Task description:
Please copy every line from the following entries in which the word "icon" appears.

App and web page records:
>>>
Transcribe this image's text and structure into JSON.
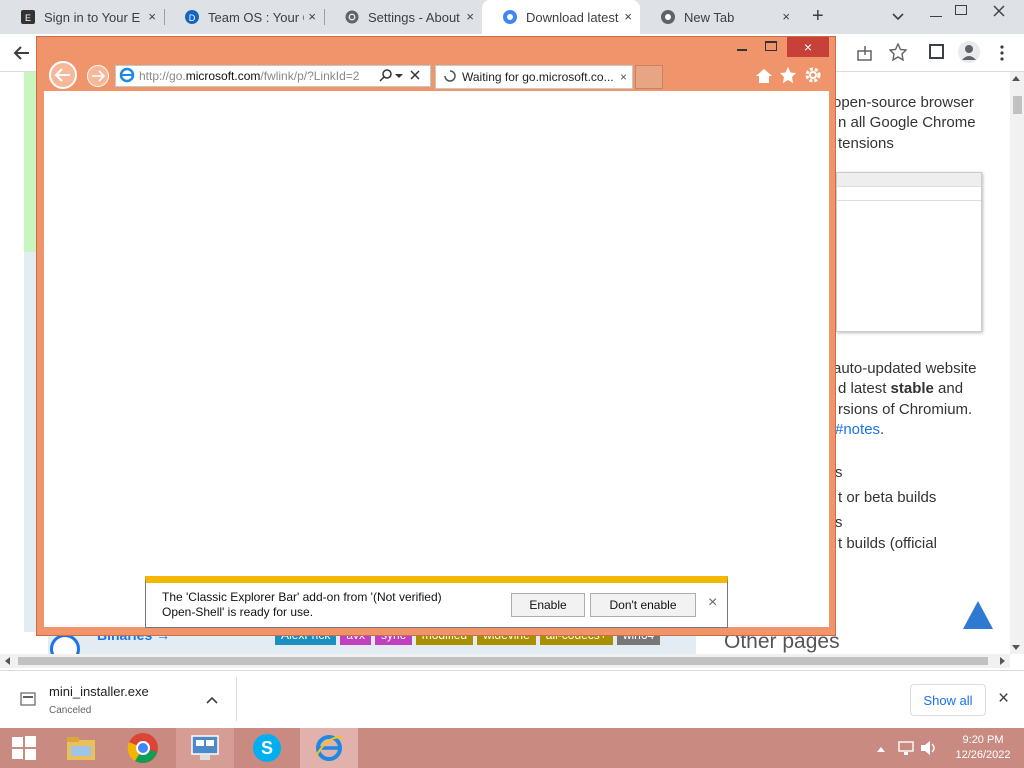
{
  "chrome": {
    "tabs": [
      {
        "title": "Sign in to Your Ep",
        "icon": "epic-icon"
      },
      {
        "title": "Team OS : Your O",
        "icon": "teamos-icon"
      },
      {
        "title": "Settings - About",
        "icon": "gear-icon"
      },
      {
        "title": "Download latest",
        "icon": "chromium-icon"
      },
      {
        "title": "New Tab",
        "icon": "chrome-icon"
      }
    ],
    "new_tab_label": "+",
    "close_label": "×"
  },
  "bgpage": {
    "lines": [
      "open-source browser",
      "n all Google Chrome",
      "tensions",
      "auto-updated website",
      "d latest ",
      "rsions of Chromium.",
      "#notes",
      "s",
      "t or beta builds",
      "s",
      "t builds (official"
    ],
    "stable_word": "stable",
    "and_word": " and",
    "period": ".",
    "binaries_label": "Binaries →",
    "other_pages": "Other pages",
    "tags": [
      "AlexFrick",
      "avx",
      "sync",
      "modified",
      "widevine",
      "all-codecs+",
      "win64"
    ]
  },
  "ie": {
    "url_prefix": "http://go.",
    "url_domain": "microsoft.com",
    "url_suffix": "/fwlink/p/?LinkId=2",
    "tab_title": "Waiting for go.microsoft.co...",
    "close_label": "×"
  },
  "notification": {
    "message_line1": "The 'Classic Explorer Bar' add-on from '(Not verified)",
    "message_line2": "Open-Shell' is ready for use.",
    "enable_label": "Enable",
    "dont_enable_label": "Don't enable",
    "close_label": "×"
  },
  "downloads": {
    "filename": "mini_installer.exe",
    "status": "Canceled",
    "show_all_label": "Show all",
    "close_label": "×"
  },
  "taskbar": {
    "time": "9:20 PM",
    "date": "12/26/2022"
  },
  "colors": {
    "ie_frame": "#f0956b",
    "taskbar": "#c98a82",
    "notify_accent": "#f5b800",
    "link": "#1a73e8"
  }
}
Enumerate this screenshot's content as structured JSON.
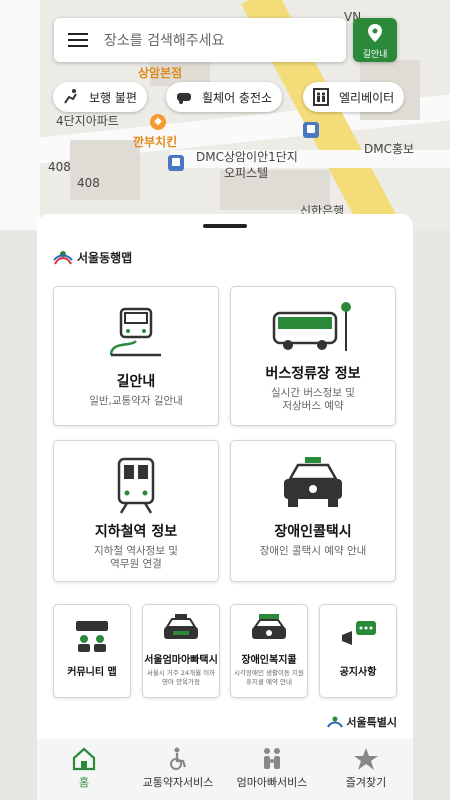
{
  "search": {
    "placeholder": "장소를 검색해주세요",
    "nav_label": "길안내"
  },
  "chips": [
    {
      "label": "보행 불편"
    },
    {
      "label": "휠체어 충전소"
    },
    {
      "label": "엘리베이터"
    }
  ],
  "map": {
    "labels": [
      "상암본점",
      "4단지아파트",
      "깐부치킨",
      "DMC상암이안1단지",
      "오피스텔",
      "DMC홍보",
      "신한은행",
      "408",
      "408",
      "VN"
    ]
  },
  "brand": "서울동행맵",
  "cards": {
    "route": {
      "title": "길안내",
      "sub": "일반,교통약자 길안내"
    },
    "bus": {
      "title": "버스정류장 정보",
      "sub1": "실시간 버스정보 및",
      "sub2": "저상버스 예약"
    },
    "subway": {
      "title": "지하철역 정보",
      "sub1": "지하철 역사정보 및",
      "sub2": "역무원 연결"
    },
    "taxi": {
      "title": "장애인콜택시",
      "sub": "장애인 콜택시 예약 안내"
    }
  },
  "small_cards": [
    {
      "title": "커뮤니티 맵",
      "sub1": "",
      "sub2": ""
    },
    {
      "title": "서울엄마아빠택시",
      "sub1": "서울시 거주 24개월 이하",
      "sub2": "영아 양육가정"
    },
    {
      "title": "장애인복지콜",
      "sub1": "시각장애인 생활이동 지원",
      "sub2": "휴지콜 예약 안내"
    },
    {
      "title": "공지사항",
      "sub1": "",
      "sub2": ""
    }
  ],
  "seoul_logo": "서울특별시",
  "tabs": [
    {
      "label": "홈"
    },
    {
      "label": "교통약자서비스"
    },
    {
      "label": "엄마아빠서비스"
    },
    {
      "label": "즐겨찾기"
    }
  ],
  "colors": {
    "accent": "#2a8a3a",
    "bus": "#4a78c2",
    "food": "#f39c32"
  }
}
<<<
Answer space:
        "icon": "epic-icon"
        "icon": "teamos-icon"
        "icon": "gear-icon"
        "icon": "chromium-icon"
        "icon": "chrome-icon"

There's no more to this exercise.